In difficult economic times, Nokia comes to the rescue with a well-made, stylish and feature-rich smartphone at a bargain price. If you're in the market for an unlocked QWERTY smartphone or simply don't want to extend your current cell phone contract (for AT&T and T-Mobile users) and you don't have a lot of money to spend, the Nokia E63 NAM should be on your short list. Though it loses some of the E71's high end features and sleek metal goodness, it's a great messaging phone for those who don't need a GPS or high speed tethering. But if money isn't an issue, the E71 offers enough upgrades for $80 to make it a good buy as well.
Pro:Very affordable yet well-featured smartphone. Good build quality and nice looks.
Con:3G WCDMA rather than HSDPA, Flash playback is balky.

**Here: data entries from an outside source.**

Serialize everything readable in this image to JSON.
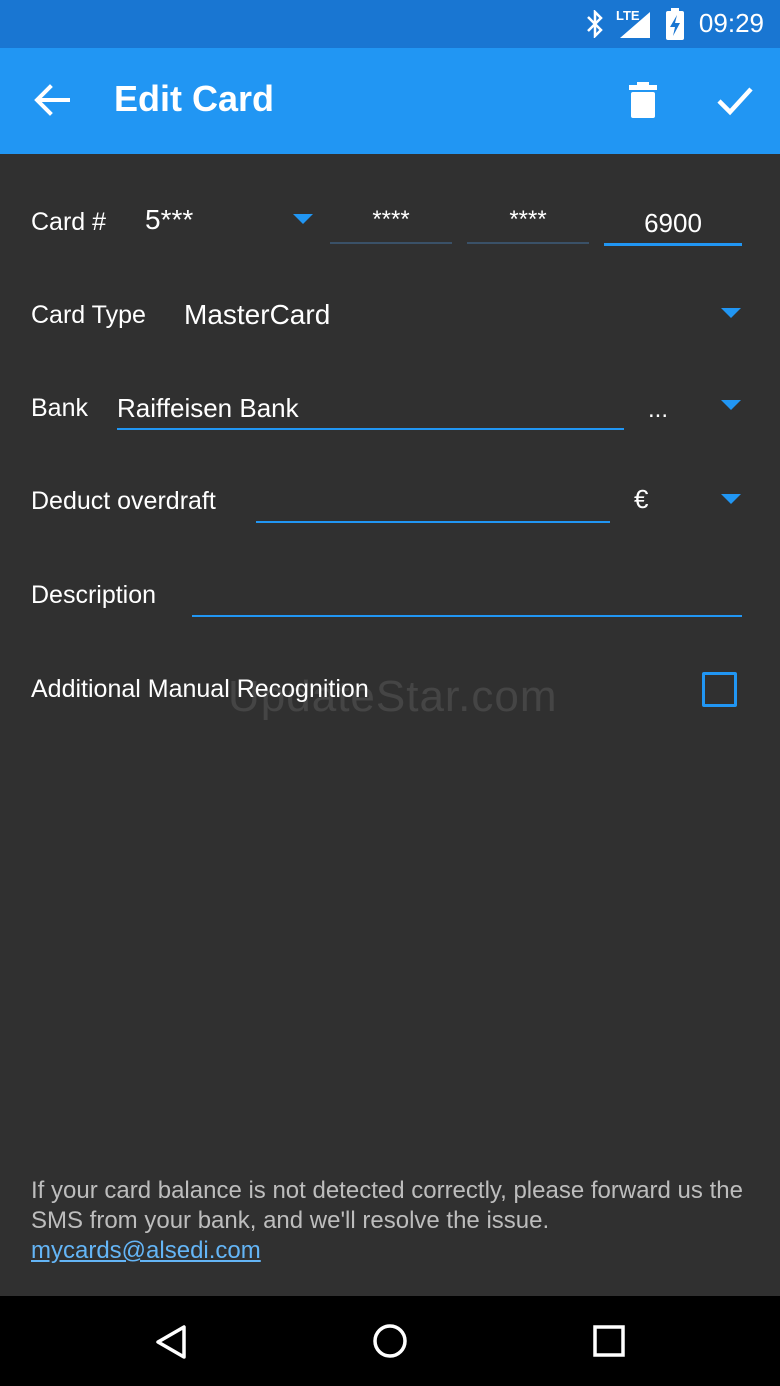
{
  "status_bar": {
    "time": "09:29",
    "network": "LTE"
  },
  "app_bar": {
    "title": "Edit Card"
  },
  "form": {
    "card_number": {
      "label": "Card #",
      "first": "5***",
      "second": "****",
      "third": "****",
      "last": "6900"
    },
    "card_type": {
      "label": "Card Type",
      "value": "MasterCard"
    },
    "bank": {
      "label": "Bank",
      "value": "Raiffeisen Bank",
      "more": "..."
    },
    "overdraft": {
      "label": "Deduct overdraft",
      "value": "",
      "currency": "€"
    },
    "description": {
      "label": "Description",
      "value": ""
    },
    "manual_recognition": {
      "label": "Additional Manual Recognition",
      "checked": false
    }
  },
  "footer": {
    "message": "If your card balance is not detected correctly, please forward us the SMS from your bank, and we'll resolve the issue.",
    "email": "mycards@alsedi.com"
  },
  "watermark": "UpdateStar.com",
  "colors": {
    "accent": "#2196f3",
    "status_bar": "#1976d2",
    "background": "#303030"
  }
}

Display:2.36" diagonal, 16 million color
TFT color active matrix LCD. Resolution:
QVGA 320 x 240.
Ion Polymer rechargeable. Battery is user replaceable.
Model BP-4L 1500 mAh. Claimed GSM talk time: 11 hours, claimed 3G talk time: 4.5 hours. Claimed standby: 18 to 20 days.
Performance:Single core ARM11 family CPU running at 369MHz. 256 megs NAND flash memory with over 100 megs free. 128 megs RAM (for running programs, not storage).
Size:4.45 x 2.23 x 0.51 inches. 4.44 ounces.
Phone:GSM quad band unlocked 850/900/1800/1900MHz with EDGE. 3G WCDMA 3.84kbps on the US 850/1900MHz bands for the Nokia E63-2 North American model. There's also a Euro model, E63-1 with Euro WCDMA bands rather than US.
Camera: 2 MP fixed focus with LED flash. Max photo resolution: 1600 x 1200. Max video resolution: 320 x 240 QVGA at 15fps.
GPS:Integrated aGPS with Nokia Maps software.
in speaker, mic and 3.5mm stereo headphone
jack (basic stereo headset HS-125 included). Nokia music player, RealPlayer, voice recorder and photo viewer included. Has FM radio.
WiFi 802.11b/g and Bluetooth 2.0 +EDR. Supported Bluetooth profiles: DUN, OPP, FTP, SPP, HFP, GOEP, HSP, BIP, RSAP, GAVDP, AVRCP and A2DP.
Software:Symbian OS 9.2, S60 3rd Edition Feature Pack 1. Full PIM suite (calendar, contacts, notes), email (POP3, IMAP, Exchange), SMS/MMS, QuickOffice (MS Office compatible suite that reads and writes Word, Excel and PowerPoint documents), text to speech, encryption utility, settings wizard (sets up wireless data and MMS connections), calculator, world clock, search, wireless printing, Adobe PDF viewer, file manager, unit converter, Java VM, Flash Lite 3.0, Podcasting, FM radio, camera, voice recorder, Gallery, Ovi, Nokia Maps, GPS utility, Zip manager, music player and application downloader. Nokia includes syncing software for Windows on CD, and a free iSync plugin for Mac OS X via download.